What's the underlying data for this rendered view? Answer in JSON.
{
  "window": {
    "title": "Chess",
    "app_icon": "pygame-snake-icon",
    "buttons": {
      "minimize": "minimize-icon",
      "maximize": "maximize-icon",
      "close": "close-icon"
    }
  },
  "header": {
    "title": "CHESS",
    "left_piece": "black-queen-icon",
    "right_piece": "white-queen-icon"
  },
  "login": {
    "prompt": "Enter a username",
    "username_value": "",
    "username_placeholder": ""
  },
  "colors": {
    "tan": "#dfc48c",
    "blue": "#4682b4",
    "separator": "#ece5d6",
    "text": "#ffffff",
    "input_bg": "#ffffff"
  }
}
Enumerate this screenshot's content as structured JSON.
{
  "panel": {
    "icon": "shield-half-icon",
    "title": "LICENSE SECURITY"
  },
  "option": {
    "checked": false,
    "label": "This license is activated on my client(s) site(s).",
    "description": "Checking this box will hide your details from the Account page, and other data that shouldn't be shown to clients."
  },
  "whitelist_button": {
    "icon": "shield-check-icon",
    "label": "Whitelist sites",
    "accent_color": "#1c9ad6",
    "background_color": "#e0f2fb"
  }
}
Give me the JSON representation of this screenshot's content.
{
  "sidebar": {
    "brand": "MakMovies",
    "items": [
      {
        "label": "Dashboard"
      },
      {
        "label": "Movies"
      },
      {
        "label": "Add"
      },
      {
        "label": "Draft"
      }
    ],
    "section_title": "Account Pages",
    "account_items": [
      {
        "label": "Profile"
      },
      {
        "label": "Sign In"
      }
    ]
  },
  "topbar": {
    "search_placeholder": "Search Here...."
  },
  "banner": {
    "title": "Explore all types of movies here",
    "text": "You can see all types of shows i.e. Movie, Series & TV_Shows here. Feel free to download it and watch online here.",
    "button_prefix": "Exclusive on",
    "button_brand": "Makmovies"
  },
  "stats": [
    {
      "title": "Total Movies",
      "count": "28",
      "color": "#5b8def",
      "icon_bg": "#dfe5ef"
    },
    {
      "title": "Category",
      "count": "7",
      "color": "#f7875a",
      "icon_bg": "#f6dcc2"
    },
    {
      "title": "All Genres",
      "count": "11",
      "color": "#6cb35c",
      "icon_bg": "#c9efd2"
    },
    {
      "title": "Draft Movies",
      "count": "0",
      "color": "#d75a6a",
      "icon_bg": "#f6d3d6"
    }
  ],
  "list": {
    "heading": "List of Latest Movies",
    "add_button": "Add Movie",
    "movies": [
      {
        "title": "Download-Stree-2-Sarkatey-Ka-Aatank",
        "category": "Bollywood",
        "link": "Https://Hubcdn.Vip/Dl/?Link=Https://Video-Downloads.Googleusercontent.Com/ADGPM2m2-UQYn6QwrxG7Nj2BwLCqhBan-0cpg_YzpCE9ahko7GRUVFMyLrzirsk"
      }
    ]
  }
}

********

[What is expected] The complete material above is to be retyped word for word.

[Answer box]
What's the underlying data for this rendered view? Answer in JSON.
{
  "window": {
    "title": "Chess",
    "app_icon": "pygame-snake-icon",
    "buttons": {
      "minimize": "minimize-icon",
      "maximize": "maximize-icon",
      "close": "close-icon"
    }
  },
  "header": {
    "title": "CHESS",
    "left_piece": "black-queen-icon",
    "right_piece": "white-queen-icon"
  },
  "login": {
    "prompt": "Enter a username",
    "username_value": "",
    "username_placeholder": ""
  },
  "colors": {
    "tan": "#dfc48c",
    "blue": "#4682b4",
    "separator": "#ece5d6",
    "text": "#ffffff",
    "input_bg": "#ffffff"
  }
}
Enumerate this screenshot's content as structured JSON.
{
  "panel": {
    "icon": "shield-half-icon",
    "title": "LICENSE SECURITY"
  },
  "option": {
    "checked": false,
    "label": "This license is activated on my client(s) site(s).",
    "description": "Checking this box will hide your details from the Account page, and other data that shouldn't be shown to clients."
  },
  "whitelist_button": {
    "icon": "shield-check-icon",
    "label": "Whitelist sites",
    "accent_color": "#1c9ad6",
    "background_color": "#e0f2fb"
  }
}
Give me the JSON representation of this screenshot's content.
{
  "sidebar": {
    "brand": "MakMovies",
    "items": [
      {
        "label": "Dashboard"
      },
      {
        "label": "Movies"
      },
      {
        "label": "Add"
      },
      {
        "label": "Draft"
      }
    ],
    "section_title": "Account Pages",
    "account_items": [
      {
        "label": "Profile"
      },
      {
        "label": "Sign In"
      }
    ]
  },
  "topbar": {
    "search_placeholder": "Search Here...."
  },
  "banner": {
    "title": "Explore all types of movies here",
    "text": "You can see all types of shows i.e. Movie, Series & TV_Shows here. Feel free to download it and watch online here.",
    "button_prefix": "Exclusive on",
    "button_brand": "Makmovies"
  },
  "stats": [
    {
      "title": "Total Movies",
      "count": "28",
      "color": "#5b8def",
      "icon_bg": "#dfe5ef"
    },
    {
      "title": "Category",
      "count": "7",
      "color": "#f7875a",
      "icon_bg": "#f6dcc2"
    },
    {
      "title": "All Genres",
      "count": "11",
      "color": "#6cb35c",
      "icon_bg": "#c9efd2"
    },
    {
      "title": "Draft Movies",
      "count": "0",
      "color": "#d75a6a",
      "icon_bg": "#f6d3d6"
    }
  ],
  "list": {
    "heading": "List of Latest Movies",
    "add_button": "Add Movie",
    "movies": [
      {
        "title": "Download-Stree-2-Sarkatey-Ka-Aatank",
        "category": "Bollywood",
        "link": "Https://Hubcdn.Vip/Dl/?Link=Https://Video-Downloads.Googleusercontent.Com/ADGPM2m2-UQYn6QwrxG7Nj2BwLCqhBan-0cpg_YzpCE9ahko7GRUVFMyLrzirsk"
      }
    ]
  }
}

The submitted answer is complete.